Component data from apps and pages
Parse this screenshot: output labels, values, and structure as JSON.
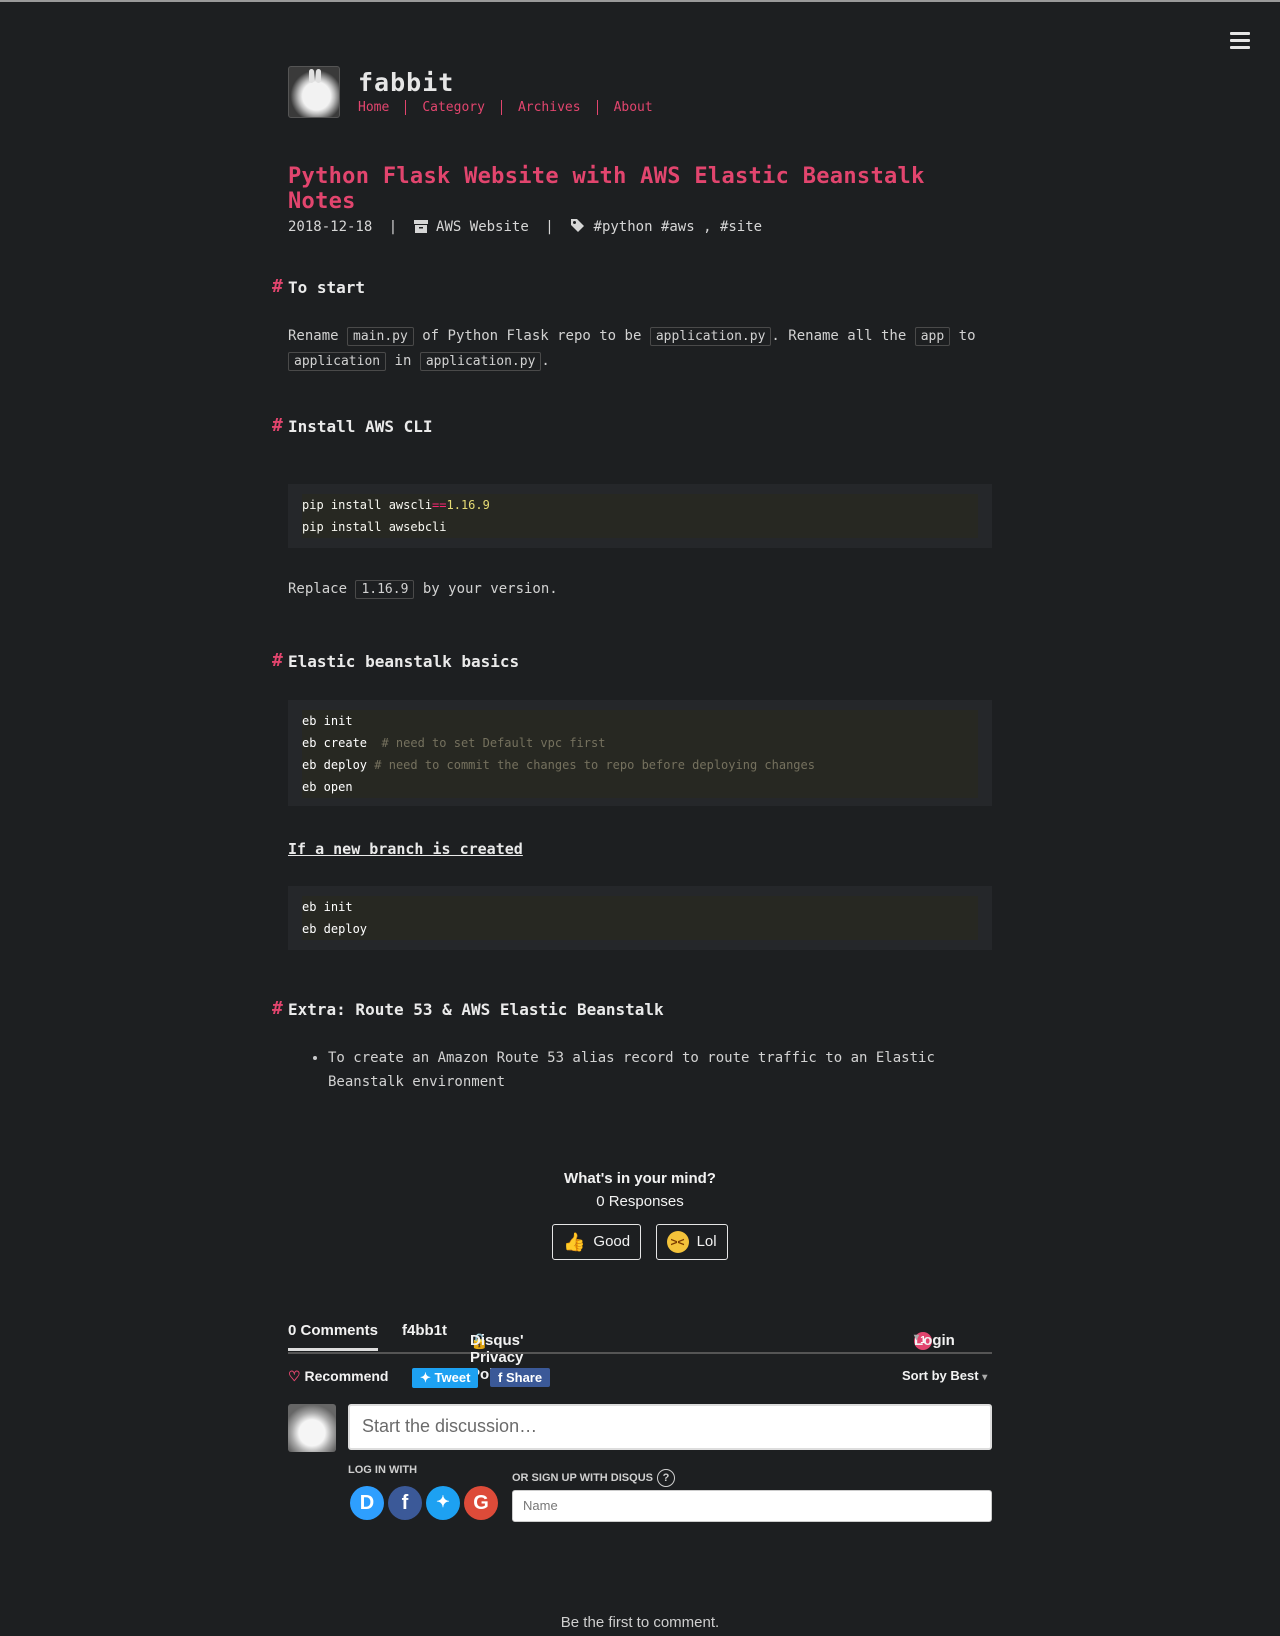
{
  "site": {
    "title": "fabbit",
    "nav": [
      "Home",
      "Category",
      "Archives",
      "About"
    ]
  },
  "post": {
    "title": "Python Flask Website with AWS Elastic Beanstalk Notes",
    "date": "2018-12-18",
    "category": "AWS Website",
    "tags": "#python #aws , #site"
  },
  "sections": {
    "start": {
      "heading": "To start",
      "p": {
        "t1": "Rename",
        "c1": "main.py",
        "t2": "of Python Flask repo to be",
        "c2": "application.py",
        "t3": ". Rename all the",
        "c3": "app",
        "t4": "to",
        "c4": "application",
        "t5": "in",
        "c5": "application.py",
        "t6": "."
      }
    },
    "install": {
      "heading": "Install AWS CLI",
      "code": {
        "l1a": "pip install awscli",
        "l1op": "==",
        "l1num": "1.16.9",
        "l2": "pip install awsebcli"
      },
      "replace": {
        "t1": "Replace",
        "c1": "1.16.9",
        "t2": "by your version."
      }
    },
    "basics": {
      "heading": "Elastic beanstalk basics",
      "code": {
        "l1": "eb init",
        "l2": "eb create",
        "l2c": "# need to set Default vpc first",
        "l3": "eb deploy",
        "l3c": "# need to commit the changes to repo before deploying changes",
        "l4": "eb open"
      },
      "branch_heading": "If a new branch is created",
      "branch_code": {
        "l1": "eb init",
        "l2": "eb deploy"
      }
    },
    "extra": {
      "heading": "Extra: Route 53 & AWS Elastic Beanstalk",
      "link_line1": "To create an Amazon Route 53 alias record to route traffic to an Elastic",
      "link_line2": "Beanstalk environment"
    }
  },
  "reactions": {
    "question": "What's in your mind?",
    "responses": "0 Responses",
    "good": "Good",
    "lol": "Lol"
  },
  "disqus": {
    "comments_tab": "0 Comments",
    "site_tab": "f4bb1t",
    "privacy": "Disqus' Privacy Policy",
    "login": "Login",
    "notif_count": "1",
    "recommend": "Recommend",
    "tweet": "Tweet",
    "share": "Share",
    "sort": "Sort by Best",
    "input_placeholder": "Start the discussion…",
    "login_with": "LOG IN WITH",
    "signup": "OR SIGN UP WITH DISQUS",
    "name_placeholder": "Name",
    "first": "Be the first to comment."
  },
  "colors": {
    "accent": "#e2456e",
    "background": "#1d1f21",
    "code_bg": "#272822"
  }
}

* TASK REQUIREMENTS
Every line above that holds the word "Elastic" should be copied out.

* FINISHED EXERCISE
    "title": "Python Flask Website with AWS Elastic Beanstalk Notes",
      "heading": "Elastic beanstalk basics",
      "heading": "Extra: Route 53 & AWS Elastic Beanstalk",
      "link_line1": "To create an Amazon Route 53 alias record to route traffic to an Elastic",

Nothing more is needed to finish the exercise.